Brief.
Comb the records below for the string "JSON" and copy each line where it turns up.

##### Entries supplied

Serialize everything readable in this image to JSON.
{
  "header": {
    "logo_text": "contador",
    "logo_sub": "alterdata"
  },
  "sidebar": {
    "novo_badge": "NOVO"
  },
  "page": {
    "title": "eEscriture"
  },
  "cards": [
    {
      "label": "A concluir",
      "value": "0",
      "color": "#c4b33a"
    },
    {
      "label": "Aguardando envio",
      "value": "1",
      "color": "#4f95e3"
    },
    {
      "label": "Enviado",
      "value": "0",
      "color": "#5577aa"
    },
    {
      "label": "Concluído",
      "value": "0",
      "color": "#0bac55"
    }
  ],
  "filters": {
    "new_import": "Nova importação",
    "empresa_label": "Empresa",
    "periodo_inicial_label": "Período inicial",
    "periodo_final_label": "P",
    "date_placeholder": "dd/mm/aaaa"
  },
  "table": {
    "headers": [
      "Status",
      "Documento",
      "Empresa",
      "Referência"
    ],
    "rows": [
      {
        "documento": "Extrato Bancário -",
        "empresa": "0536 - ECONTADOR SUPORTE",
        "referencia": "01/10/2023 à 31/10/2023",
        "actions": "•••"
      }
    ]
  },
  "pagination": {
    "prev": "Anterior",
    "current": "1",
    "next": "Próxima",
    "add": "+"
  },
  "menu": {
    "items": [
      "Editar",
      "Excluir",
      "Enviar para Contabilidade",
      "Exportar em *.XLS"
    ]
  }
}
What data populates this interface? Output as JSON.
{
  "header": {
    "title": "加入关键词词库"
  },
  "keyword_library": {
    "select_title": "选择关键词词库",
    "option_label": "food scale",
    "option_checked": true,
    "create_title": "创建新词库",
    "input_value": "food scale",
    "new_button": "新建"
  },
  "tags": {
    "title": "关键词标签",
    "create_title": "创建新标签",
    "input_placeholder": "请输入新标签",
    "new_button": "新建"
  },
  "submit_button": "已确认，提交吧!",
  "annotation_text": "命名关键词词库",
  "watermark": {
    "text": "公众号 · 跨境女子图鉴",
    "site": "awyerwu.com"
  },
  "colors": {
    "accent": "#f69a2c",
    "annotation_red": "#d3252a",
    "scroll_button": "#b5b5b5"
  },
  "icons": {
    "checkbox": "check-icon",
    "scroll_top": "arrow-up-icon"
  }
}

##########

Your solution.
Serialize everything readable in this image to JSON.
What data populates this interface? Output as JSON.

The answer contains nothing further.